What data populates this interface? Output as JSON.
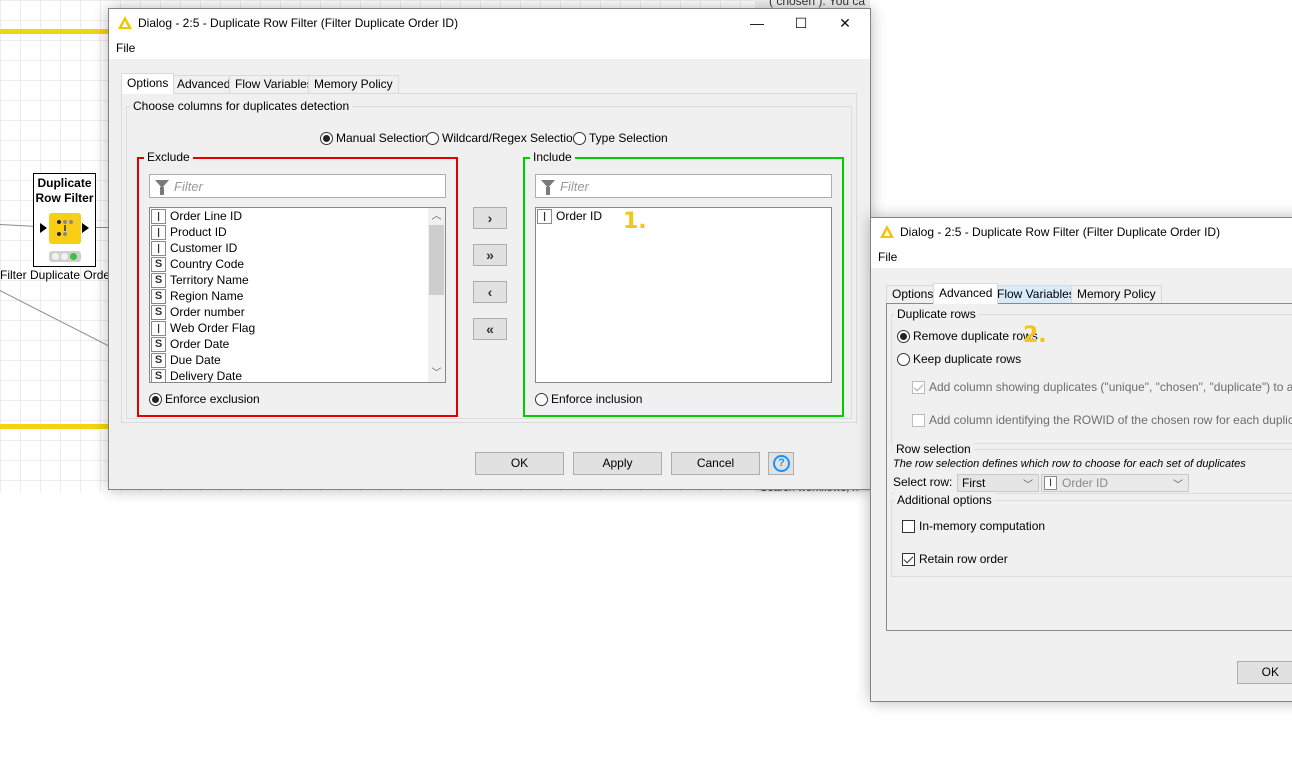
{
  "canvas": {
    "node": {
      "title_line1": "Duplicate",
      "title_line2": "Row Filter",
      "label": "Filter Duplicate Orde"
    },
    "background_snippets": {
      "top_right": "( chosen ). You ca",
      "search_hint": "Search workflows, n"
    }
  },
  "dialog1": {
    "title": "Dialog - 2:5 - Duplicate Row Filter (Filter Duplicate Order ID)",
    "menu": {
      "file": "File"
    },
    "window_controls": {
      "minimize": "—",
      "maximize": "☐",
      "close": "✕"
    },
    "tabs": [
      {
        "label": "Options",
        "active": true
      },
      {
        "label": "Advanced",
        "active": false
      },
      {
        "label": "Flow Variables",
        "active": false
      },
      {
        "label": "Memory Policy",
        "active": false
      }
    ],
    "group_title": "Choose columns for duplicates detection",
    "selection_modes": [
      {
        "label": "Manual Selection",
        "selected": true
      },
      {
        "label": "Wildcard/Regex Selection",
        "selected": false
      },
      {
        "label": "Type Selection",
        "selected": false
      }
    ],
    "exclude": {
      "title": "Exclude",
      "border_color": "#e00000",
      "filter_placeholder": "Filter",
      "items": [
        {
          "type": "I",
          "name": "Order Line ID"
        },
        {
          "type": "I",
          "name": "Product ID"
        },
        {
          "type": "I",
          "name": "Customer ID"
        },
        {
          "type": "S",
          "name": "Country Code"
        },
        {
          "type": "S",
          "name": "Territory Name"
        },
        {
          "type": "S",
          "name": "Region Name"
        },
        {
          "type": "S",
          "name": "Order number"
        },
        {
          "type": "I",
          "name": "Web Order Flag"
        },
        {
          "type": "S",
          "name": "Order Date"
        },
        {
          "type": "S",
          "name": "Due Date"
        },
        {
          "type": "S",
          "name": "Delivery Date"
        }
      ],
      "enforce_label": "Enforce exclusion",
      "enforce_selected": true
    },
    "move_buttons": {
      "add": "›",
      "add_all": "»",
      "remove": "‹",
      "remove_all": "«"
    },
    "include": {
      "title": "Include",
      "border_color": "#00cc00",
      "filter_placeholder": "Filter",
      "items": [
        {
          "type": "I",
          "name": "Order ID"
        }
      ],
      "enforce_label": "Enforce inclusion",
      "enforce_selected": false
    },
    "step_label": "1.",
    "buttons": {
      "ok": "OK",
      "apply": "Apply",
      "cancel": "Cancel",
      "help": "?"
    }
  },
  "dialog2": {
    "title": "Dialog - 2:5 - Duplicate Row Filter (Filter Duplicate Order ID)",
    "menu": {
      "file": "File"
    },
    "tabs": [
      {
        "label": "Options",
        "active": false
      },
      {
        "label": "Advanced",
        "active": true
      },
      {
        "label": "Flow Variables",
        "active": false,
        "hover": true
      },
      {
        "label": "Memory Policy",
        "active": false
      }
    ],
    "duplicate_rows": {
      "title": "Duplicate rows",
      "remove_label": "Remove duplicate rows",
      "remove_selected": true,
      "keep_label": "Keep duplicate rows",
      "keep_selected": false,
      "add_column_label": "Add column showing duplicates (\"unique\", \"chosen\", \"duplicate\") to all rows",
      "add_column_checked": true,
      "add_rowid_label": "Add column identifying the ROWID of the chosen row for each duplicate row",
      "add_rowid_checked": false
    },
    "step_label": "2.",
    "row_selection": {
      "title": "Row selection",
      "description": "The row selection defines which row to choose for each set of duplicates",
      "select_row_label": "Select row:",
      "select_row_value": "First",
      "column_type": "I",
      "column_value": "Order ID"
    },
    "additional_options": {
      "title": "Additional options",
      "in_memory_label": "In-memory computation",
      "in_memory_checked": false,
      "retain_order_label": "Retain row order",
      "retain_order_checked": true
    },
    "buttons": {
      "ok": "OK"
    }
  },
  "colors": {
    "accent_yellow": "#f5c518",
    "knime_yellow": "#f8cf14",
    "exclude_red": "#e00000",
    "include_green": "#00cc00",
    "help_blue": "#1e90ff"
  }
}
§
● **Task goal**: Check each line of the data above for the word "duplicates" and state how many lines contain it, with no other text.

● **Task answer**: 3